Today, we discussed a case of likely endocarditis leading to mixed shock. This case illustrated nicely a presenting illness script for endocarditis (though endocarditis can present in a myriad of ways): A patient with little past medical history with subacute constitutional symptoms following a bacteremic stressor (dental procedure) found to have a loud systolic murmur on exam (suggestive of MR), a collection of signs suggestive of cardiogenic shock, and an echocardiogram with regurgitation and an associated abnormality on the mitral valve. Several questions came up from this case:
1. What is the diagnostic utility of PICCO in undifferentiated shock? In general, there is a very good exposition of PICCO use in the blog, Life in the Fast Lane. See here. The evidence supporting use of PICCO is quite minimal. In general, it is thought to be useful in the setting of mixed shock when volume status and/or diagnosis is in question. In the right patient, you can get a lot of information from its internal calculations, and it just requires a femoral arterial line and a central venous line. I may be stretching appropriate usage of "just" here.

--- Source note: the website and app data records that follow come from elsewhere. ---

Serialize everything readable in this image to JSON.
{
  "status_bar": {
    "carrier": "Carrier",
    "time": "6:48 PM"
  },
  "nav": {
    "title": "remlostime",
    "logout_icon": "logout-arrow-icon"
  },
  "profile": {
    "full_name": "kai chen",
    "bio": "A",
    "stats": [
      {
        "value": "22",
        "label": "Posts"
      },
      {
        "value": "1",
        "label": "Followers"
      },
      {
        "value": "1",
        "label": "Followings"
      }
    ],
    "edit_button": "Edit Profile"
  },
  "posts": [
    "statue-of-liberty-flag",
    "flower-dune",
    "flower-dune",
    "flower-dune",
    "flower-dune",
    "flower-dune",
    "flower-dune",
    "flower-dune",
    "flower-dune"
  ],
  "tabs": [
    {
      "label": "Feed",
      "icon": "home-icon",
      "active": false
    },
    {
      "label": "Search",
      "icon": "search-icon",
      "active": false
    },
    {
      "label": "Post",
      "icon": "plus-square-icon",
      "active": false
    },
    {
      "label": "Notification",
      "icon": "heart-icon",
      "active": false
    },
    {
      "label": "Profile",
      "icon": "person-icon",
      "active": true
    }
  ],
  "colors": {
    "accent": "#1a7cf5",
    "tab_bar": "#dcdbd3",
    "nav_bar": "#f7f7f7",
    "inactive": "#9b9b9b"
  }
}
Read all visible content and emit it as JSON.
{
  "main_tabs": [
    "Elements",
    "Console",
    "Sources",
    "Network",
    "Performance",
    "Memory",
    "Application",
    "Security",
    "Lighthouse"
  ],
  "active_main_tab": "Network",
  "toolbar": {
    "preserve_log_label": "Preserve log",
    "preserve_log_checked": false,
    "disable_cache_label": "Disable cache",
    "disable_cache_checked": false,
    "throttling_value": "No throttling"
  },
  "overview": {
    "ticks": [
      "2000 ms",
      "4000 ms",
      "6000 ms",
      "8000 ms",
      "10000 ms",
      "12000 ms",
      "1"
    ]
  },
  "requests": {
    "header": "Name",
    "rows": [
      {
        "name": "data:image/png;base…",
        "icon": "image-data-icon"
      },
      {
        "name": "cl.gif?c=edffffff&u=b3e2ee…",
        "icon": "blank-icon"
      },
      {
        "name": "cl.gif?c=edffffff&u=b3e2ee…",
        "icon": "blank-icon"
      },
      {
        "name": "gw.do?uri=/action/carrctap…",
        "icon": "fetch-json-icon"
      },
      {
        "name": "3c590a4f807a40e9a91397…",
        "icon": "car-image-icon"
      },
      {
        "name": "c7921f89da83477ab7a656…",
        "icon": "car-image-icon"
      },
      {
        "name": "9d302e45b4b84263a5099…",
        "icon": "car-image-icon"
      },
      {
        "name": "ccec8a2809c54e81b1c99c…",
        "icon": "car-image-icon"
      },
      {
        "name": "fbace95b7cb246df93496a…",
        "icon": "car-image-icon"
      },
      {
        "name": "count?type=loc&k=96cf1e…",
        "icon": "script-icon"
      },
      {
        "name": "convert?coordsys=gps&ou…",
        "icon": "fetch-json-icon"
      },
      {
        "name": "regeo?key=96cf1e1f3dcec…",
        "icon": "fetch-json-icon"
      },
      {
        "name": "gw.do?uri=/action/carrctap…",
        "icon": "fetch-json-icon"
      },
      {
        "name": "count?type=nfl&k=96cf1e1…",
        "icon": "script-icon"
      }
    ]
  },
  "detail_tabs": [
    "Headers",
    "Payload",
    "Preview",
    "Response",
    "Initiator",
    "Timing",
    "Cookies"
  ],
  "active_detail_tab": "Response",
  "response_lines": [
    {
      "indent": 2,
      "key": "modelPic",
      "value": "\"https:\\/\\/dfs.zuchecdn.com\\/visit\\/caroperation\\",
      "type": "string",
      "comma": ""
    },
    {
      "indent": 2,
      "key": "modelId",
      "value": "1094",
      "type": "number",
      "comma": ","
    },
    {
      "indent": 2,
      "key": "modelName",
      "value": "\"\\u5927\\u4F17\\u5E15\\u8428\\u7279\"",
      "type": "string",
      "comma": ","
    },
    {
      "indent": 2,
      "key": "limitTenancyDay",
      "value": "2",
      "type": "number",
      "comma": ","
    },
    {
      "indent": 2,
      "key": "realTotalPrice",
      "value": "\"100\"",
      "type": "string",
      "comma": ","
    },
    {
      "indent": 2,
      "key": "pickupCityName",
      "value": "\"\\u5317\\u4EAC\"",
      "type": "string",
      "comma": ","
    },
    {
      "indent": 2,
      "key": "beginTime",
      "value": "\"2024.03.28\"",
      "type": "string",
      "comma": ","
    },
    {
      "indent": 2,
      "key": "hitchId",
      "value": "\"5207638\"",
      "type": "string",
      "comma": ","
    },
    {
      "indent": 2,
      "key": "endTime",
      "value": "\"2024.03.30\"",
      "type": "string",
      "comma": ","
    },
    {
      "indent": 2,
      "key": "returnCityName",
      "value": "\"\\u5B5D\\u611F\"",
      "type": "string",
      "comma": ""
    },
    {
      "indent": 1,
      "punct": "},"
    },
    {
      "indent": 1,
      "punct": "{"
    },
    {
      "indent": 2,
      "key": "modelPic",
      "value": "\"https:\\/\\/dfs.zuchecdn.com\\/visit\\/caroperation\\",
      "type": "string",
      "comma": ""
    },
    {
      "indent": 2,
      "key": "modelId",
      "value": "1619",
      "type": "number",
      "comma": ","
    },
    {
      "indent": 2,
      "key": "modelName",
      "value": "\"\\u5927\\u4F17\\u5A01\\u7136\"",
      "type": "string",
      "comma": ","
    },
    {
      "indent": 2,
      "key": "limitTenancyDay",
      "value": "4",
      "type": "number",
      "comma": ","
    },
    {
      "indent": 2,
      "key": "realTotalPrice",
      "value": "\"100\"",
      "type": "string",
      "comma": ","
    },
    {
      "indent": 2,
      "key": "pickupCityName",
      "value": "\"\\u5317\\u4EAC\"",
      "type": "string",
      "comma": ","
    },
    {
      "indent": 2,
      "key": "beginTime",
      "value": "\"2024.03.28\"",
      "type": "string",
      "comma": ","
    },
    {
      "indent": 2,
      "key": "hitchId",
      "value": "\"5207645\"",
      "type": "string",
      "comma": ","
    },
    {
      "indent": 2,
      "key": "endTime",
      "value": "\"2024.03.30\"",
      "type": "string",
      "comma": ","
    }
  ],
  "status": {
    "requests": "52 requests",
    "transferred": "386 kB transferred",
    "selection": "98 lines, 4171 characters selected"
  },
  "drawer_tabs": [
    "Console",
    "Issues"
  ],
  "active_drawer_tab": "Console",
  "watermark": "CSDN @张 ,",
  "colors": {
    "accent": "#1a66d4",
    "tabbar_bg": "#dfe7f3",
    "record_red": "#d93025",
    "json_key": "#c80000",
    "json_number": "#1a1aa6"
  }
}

2. When is surgery indicated in infective endocarditis? There has only been one RCT to look at this question. In the trial, 76 patients with severe left-sided native-valve endocarditis were assigned to surgery within 48 hours or conventional therapy. Those with early surgery did way better (3% vs. 23% rate of combined end-point of death or embolic event), but this was mainly driven by fewer embolic events with surgery. Guidelines suggest the following indications for surgery for left-sided native-valve endocarditis: 1) Signs/Symptoms of new CHF (Class I), 2) Fungal or highly resistant organism (Class I), 3) Heart block, aortic abscess, or penetrating valve lesion (Class I), 4) Persistent bacteremia >7 days post-abx (Class I), 5) Persistent/enlarging vegetation or recurrent emboli despite abx (Class IIa), 6) Severe regurgitation and mobile vegetations >10mm (Class IIa), 7) Mobile vegetations >10mm and other relative indications for surgery (Class IIb).